Donald Trump stands to appoint nearly 300 people to those seats in his first term as President, filling or replacing more than one third of the current bench. Unless he randomly starts a war with Russia or China or Iran, this will be the biggest piece of his enduring legacy as President. And unlike picking a single high-profile Supreme Court Justice, it is really, really hard.
Appointees to these positions often don’t have extensive records. They may already be judges, but they may also be practicing attorneys with any one of thousands of specialties. Or law professors or other non-practicing professions where their judicial philosophy is much less-defined than the candidates for Supreme Court. It is unlikely that the President or even his close advisors has met the candidate at any length.
Let’s imagine you are a basketball scout, and you have your pick of two jobs. The first is to make a one-time selection to fill a single vacancy on the Men’s National Basketball team because someone (let’s say Carmelo Anthony) has left the team. The second is to be head of recruiting for a mid-level college basketball team on an ongoing basis, like Butler or Xavier or Wichita State.
I know very little about basketball other than what my best friend just told me to make up this example. But even I could probably fumble my way to “Hey, let’s call LeBron James and see if he wants to play!” as a solution to the first. Even if that doesn’t work, I could ask any basketball fan and he or she can help me look around and announce that I was appointing Kawhi Leonard to the squad. There are several different directions that I could take, and any one of them is likely to elicit positive results. It is not a hard choice.
Now, let’s look at the other job, which is going to require sorting through hundreds or thousands of high school athletes playing in disparate places against varying degrees of competition. Our scout needs to both identify talent that will be able to succeed at a level far above and beyond the competitive level at which we get to observe them, and then we need to convince them to come to our school.
Picking Supreme Court justices is like calling LeBron James or Kawhi Leonard. It is easy, there are multiple correct choices and it draws the kind of accolades that President Trump craves. Recruiting for a mid-level college program is like picking lower court justices. It requires identifying people who will be good at a new role they’ve never been in before, and many of the potential candidates might not even be interested in the job. It also doesn’t draw much attention to a President, which makes it unlikely that ours will give it much thought.
The truth is that most Presidents are flying blind on this and rely heavily on their teams to vet and recruit candidates for this position. The issue with Trump is that he doesn’t have a great record of hiring great advisors, or of listening to his good advisors, or of making reasoned and rational but boring decisions.
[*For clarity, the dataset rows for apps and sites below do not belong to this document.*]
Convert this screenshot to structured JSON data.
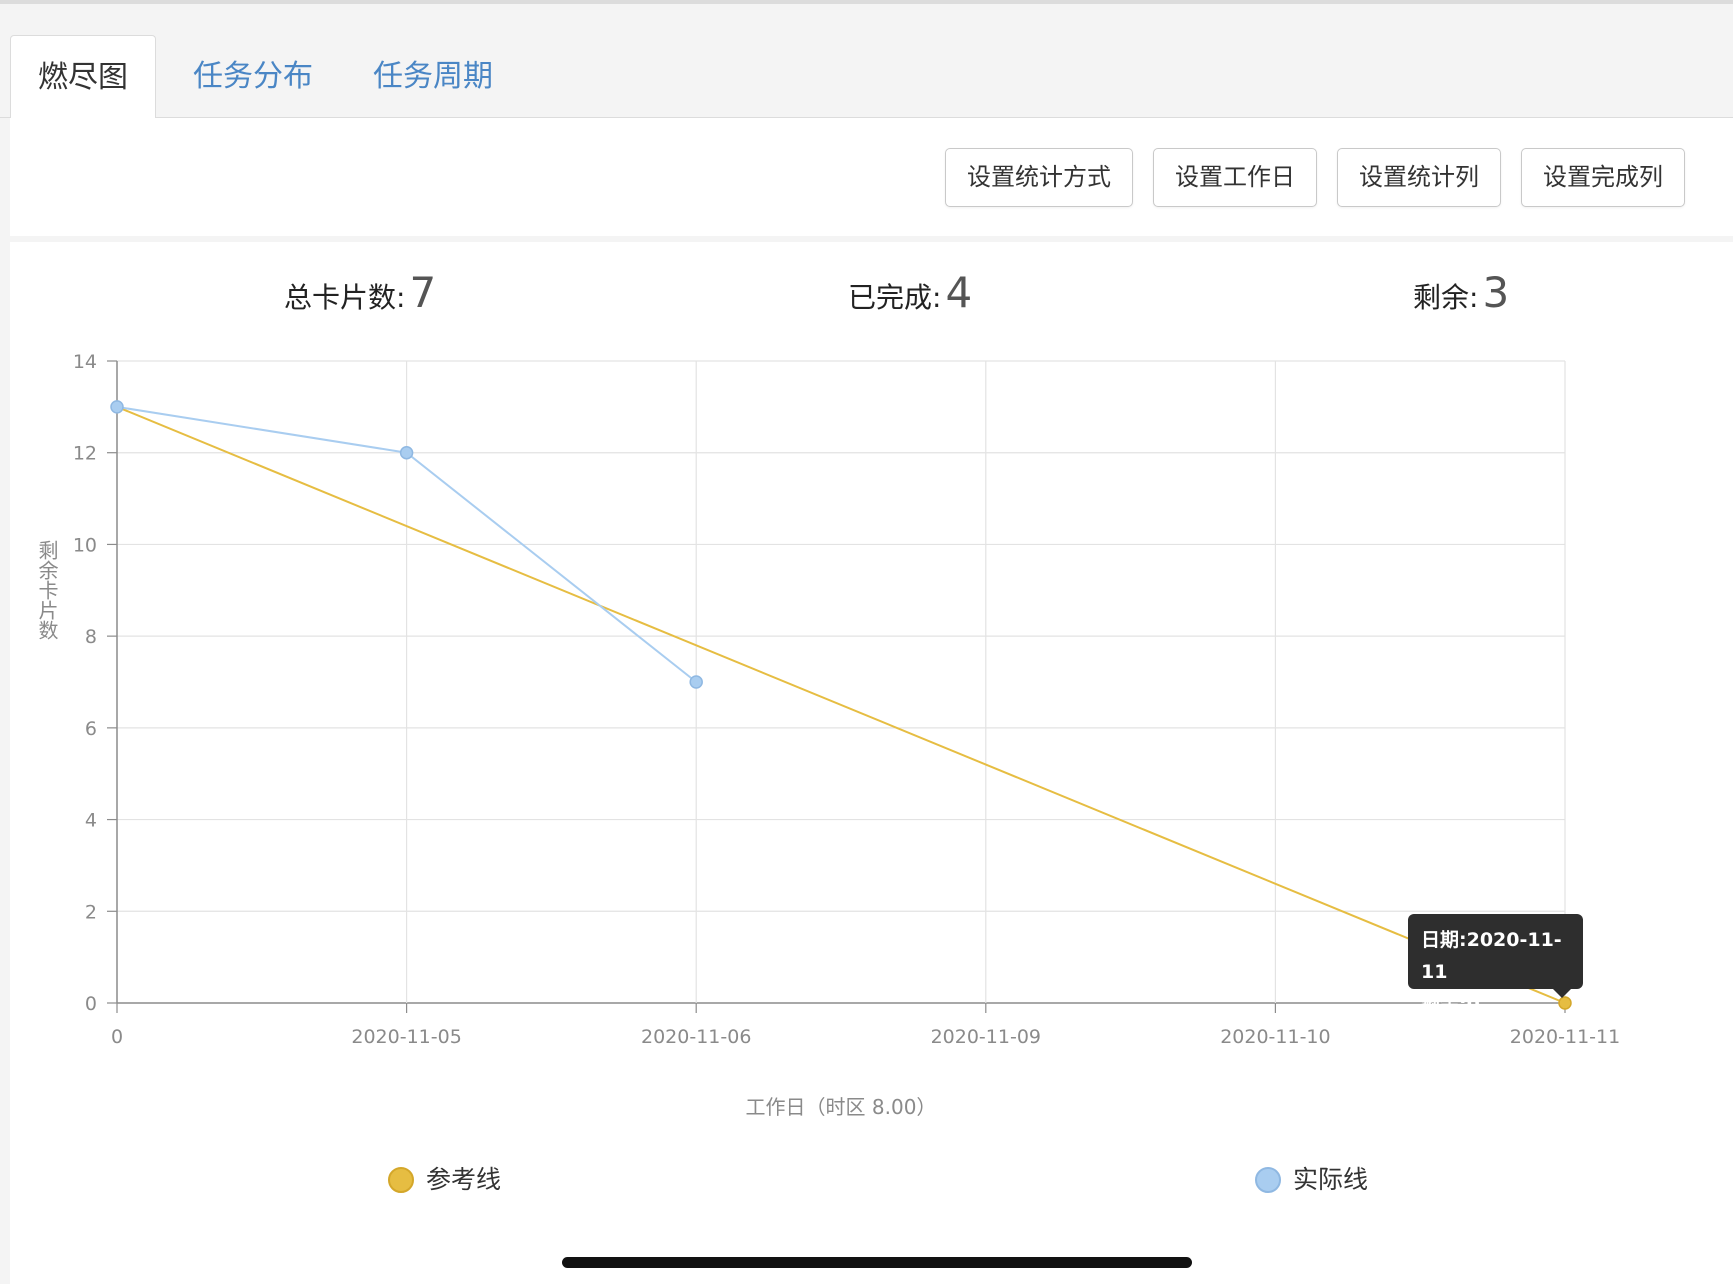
{
  "tabs": [
    {
      "label": "燃尽图",
      "active": true
    },
    {
      "label": "任务分布",
      "active": false
    },
    {
      "label": "任务周期",
      "active": false
    }
  ],
  "toolbar": {
    "buttons": [
      "设置统计方式",
      "设置工作日",
      "设置统计列",
      "设置完成列"
    ]
  },
  "stats": {
    "total_label": "总卡片数:",
    "total_value": "7",
    "done_label": "已完成:",
    "done_value": "4",
    "remaining_label": "剩余:",
    "remaining_value": "3"
  },
  "chart_data": {
    "type": "line",
    "categories": [
      "0",
      "2020-11-05",
      "2020-11-06",
      "2020-11-09",
      "2020-11-10",
      "2020-11-11"
    ],
    "xlabel": "工作日（时区 8.00）",
    "ylabel": "剩余卡片数",
    "ylim": [
      0,
      14
    ],
    "yticks": [
      0,
      2,
      4,
      6,
      8,
      10,
      12,
      14
    ],
    "grid": true,
    "legend_position": "bottom",
    "series": [
      {
        "name": "参考线",
        "color": "#e6bd42",
        "values": [
          13,
          null,
          null,
          null,
          null,
          0
        ]
      },
      {
        "name": "实际线",
        "color": "#a9cdf0",
        "values": [
          13,
          12,
          7,
          null,
          null,
          null
        ]
      }
    ],
    "tooltip": {
      "line1": "日期:2020-11-11",
      "line2": "剩余:0"
    }
  },
  "colors": {
    "tab_link": "#4a86c5",
    "reference": "#e6bd42",
    "actual": "#a9cdf0"
  }
}
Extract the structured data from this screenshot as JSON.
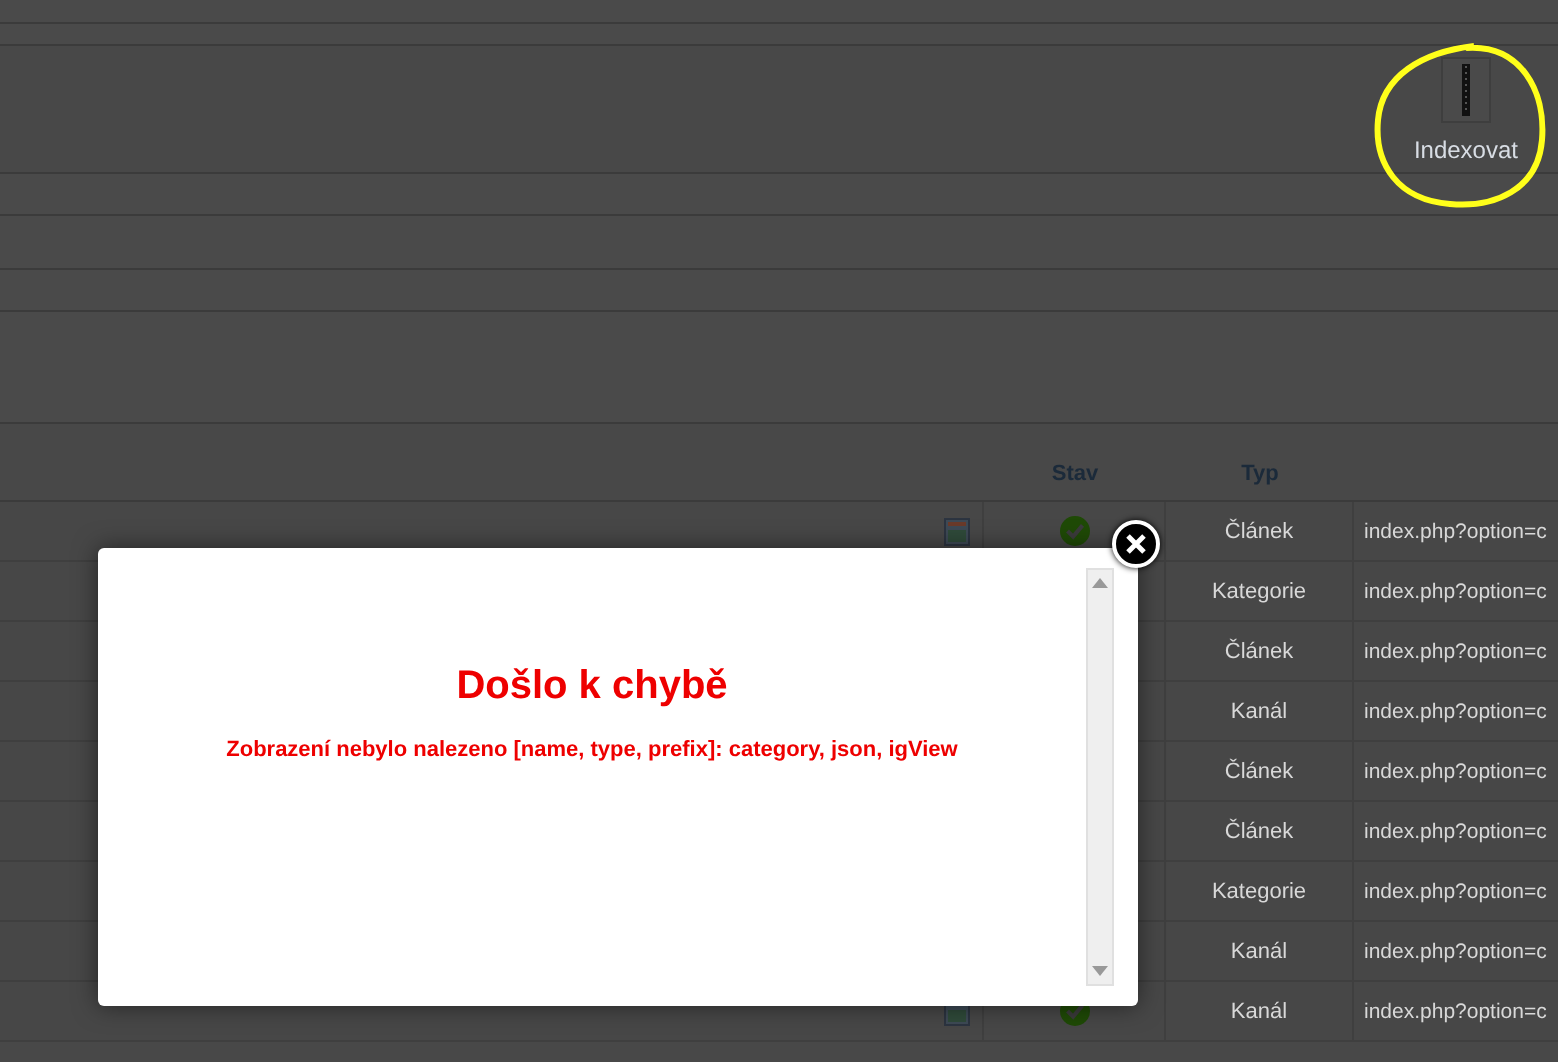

His personal profile and his history say that these jobs will go to donors, friends and flatterers. This is a core principle of being an executive, and Trump is simply not very good at being an executive.
Might he prove to be a better, more diligent selector of lower court judges than I think? It’s possible, I suppose. But I have a hard time believing that a man who proselytizes for a more powerful state, diminished liberties, a more powerful executive branch and a larger, more invasive government is going to thoughtfully select judges who disagree with that vision.
So, go ahead and celebrate this selection. For conservative #NeverTrumpers, there is no reasonable criticism of the decision. Just remember that this is the lowest of low-hanging fruit, and the outlook for the upcoming broad remaking of the Federal Court remains very poor.
Just a gaggle of people from all over who have similar interests and loud opinions mixed with a dose of humor. We met on Twitter.